Know how to start conversations.  People are not going to events looking for you.  You are looking for them.  Before the event, take a look at the news to see what people are talking about.  Some good starters are the weather, the venue and the refreshments, the event sponsor/host, or local sports teams.  Avoid hot topics such as politics and religion. 

Follow up.  Building a relationship requires contact after the first conversation.  Remember to continue the relationship after the holidays. During the conversation, note the things that interest them or some problem they want solved.   When you follow-up, include where you met and a little about your conversation.

Some tips. 

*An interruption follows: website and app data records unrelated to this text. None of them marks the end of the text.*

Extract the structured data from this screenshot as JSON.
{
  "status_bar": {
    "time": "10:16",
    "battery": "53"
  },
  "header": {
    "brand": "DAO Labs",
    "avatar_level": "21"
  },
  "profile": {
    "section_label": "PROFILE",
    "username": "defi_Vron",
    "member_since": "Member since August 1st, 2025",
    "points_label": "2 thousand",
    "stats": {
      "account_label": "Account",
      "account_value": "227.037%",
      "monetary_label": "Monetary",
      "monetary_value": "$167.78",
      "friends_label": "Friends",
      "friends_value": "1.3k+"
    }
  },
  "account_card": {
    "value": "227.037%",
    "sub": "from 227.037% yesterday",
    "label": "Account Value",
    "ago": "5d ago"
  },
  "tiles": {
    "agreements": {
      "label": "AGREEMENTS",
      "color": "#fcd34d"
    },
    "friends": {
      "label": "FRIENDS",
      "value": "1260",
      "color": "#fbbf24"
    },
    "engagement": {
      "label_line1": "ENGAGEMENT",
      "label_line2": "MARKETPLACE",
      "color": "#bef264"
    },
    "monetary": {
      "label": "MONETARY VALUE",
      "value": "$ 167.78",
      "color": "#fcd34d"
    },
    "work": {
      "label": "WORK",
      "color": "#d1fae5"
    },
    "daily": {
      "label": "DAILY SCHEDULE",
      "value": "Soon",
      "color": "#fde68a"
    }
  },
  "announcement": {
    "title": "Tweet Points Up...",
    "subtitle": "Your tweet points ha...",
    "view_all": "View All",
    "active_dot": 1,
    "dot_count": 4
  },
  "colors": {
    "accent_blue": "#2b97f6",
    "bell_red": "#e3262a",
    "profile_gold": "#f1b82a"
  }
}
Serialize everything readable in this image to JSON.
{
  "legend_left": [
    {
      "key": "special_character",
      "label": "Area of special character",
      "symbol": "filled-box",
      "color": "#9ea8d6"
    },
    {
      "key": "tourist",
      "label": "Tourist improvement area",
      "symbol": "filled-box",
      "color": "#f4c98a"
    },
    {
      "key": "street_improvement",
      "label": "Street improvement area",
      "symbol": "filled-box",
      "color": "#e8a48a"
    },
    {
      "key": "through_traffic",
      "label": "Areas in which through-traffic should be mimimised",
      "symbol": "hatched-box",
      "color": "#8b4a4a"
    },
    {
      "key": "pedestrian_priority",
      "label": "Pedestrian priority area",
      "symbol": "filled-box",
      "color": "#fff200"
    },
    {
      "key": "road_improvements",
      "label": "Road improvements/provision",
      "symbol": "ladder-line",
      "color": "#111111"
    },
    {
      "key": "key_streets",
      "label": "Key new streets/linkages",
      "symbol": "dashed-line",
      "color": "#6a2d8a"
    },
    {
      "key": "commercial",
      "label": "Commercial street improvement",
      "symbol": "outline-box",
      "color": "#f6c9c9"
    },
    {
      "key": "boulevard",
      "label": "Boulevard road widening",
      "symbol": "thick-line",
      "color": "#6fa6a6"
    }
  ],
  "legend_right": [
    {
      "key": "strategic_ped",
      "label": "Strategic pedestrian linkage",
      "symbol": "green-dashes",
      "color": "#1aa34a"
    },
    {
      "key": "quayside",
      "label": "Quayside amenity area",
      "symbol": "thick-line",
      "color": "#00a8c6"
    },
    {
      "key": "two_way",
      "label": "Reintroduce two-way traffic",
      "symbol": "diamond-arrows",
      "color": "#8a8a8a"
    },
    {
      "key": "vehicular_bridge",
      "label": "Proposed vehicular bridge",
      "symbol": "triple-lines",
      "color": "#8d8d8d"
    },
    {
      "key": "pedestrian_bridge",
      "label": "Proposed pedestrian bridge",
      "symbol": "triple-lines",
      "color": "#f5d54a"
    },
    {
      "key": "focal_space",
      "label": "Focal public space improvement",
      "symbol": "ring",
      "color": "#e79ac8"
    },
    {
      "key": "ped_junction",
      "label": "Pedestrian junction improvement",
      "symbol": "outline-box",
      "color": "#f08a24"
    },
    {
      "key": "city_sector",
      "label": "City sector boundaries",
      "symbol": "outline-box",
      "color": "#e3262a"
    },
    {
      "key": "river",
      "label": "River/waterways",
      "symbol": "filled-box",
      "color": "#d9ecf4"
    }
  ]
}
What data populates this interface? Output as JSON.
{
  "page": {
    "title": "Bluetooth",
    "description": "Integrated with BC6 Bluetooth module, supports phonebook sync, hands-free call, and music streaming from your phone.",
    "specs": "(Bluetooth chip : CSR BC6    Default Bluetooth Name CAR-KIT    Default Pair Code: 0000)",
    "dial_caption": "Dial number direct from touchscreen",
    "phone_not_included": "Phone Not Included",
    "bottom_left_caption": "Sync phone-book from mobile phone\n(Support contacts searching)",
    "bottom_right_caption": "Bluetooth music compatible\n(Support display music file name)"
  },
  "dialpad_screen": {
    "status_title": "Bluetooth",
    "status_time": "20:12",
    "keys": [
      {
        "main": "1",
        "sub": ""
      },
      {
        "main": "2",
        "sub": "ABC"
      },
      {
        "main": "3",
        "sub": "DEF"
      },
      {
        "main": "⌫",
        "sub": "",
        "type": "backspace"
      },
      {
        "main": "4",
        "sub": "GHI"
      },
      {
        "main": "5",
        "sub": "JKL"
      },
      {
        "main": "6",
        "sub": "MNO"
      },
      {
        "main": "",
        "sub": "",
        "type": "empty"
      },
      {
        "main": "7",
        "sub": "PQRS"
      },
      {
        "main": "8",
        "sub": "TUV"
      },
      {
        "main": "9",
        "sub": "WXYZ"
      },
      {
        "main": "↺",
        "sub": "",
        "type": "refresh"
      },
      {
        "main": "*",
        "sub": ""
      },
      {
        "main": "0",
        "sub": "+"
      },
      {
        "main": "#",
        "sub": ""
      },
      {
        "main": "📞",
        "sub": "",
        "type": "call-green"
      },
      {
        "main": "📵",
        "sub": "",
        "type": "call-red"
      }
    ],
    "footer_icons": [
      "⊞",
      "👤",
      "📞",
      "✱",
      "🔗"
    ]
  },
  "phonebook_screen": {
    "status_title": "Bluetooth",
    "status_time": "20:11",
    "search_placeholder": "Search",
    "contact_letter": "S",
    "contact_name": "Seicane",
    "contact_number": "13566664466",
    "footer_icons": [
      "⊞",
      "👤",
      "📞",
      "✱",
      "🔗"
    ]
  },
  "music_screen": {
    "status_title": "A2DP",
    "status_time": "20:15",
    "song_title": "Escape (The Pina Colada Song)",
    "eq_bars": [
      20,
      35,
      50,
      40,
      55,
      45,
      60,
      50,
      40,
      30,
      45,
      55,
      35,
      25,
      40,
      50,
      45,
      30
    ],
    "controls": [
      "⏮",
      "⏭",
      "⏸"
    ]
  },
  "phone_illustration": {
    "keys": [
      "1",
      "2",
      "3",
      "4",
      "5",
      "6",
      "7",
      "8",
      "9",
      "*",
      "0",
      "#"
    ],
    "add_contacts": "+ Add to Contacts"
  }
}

                      Dress—You don’t want to be remembered for the “outfit” you were wearing.   Keep your apparel festive but conservative.

                      Food—Don’t over indulge at any party.  It’s a long season with delicious, tempting food resulting in holiday weight gain you will regret in the New Year.

                      Alcohol—Avoid alcohol; stick to soft drinks or club soda.  You reduce your inhibitions and run the risk of not remembering the people you spoke to and what you said you would follow-up on. And you don’t want to embarrass yourself.

                      Business cards and resumes—Bring plenty of business cards with you; you don’t want to run out when you meet “the” person.  Wait for a request for your résumé before sending it out and don’t give it at networking events.  

Final thoughts.  Your mindset will go a long way in determining how successful you are during the holiday season.  People like friendly, positive people.  They will be more willing to help you if you are a likeable person. 

The holiday season is the best time to build your network.  Family, friends, companies, schools, associations and clubs celebrate at the end of the year.  Be prepared to meet people and add to your network.  Enjoy yourself, be positive and a new job will be waiting for you in the New Year.

How can I help you in your job search?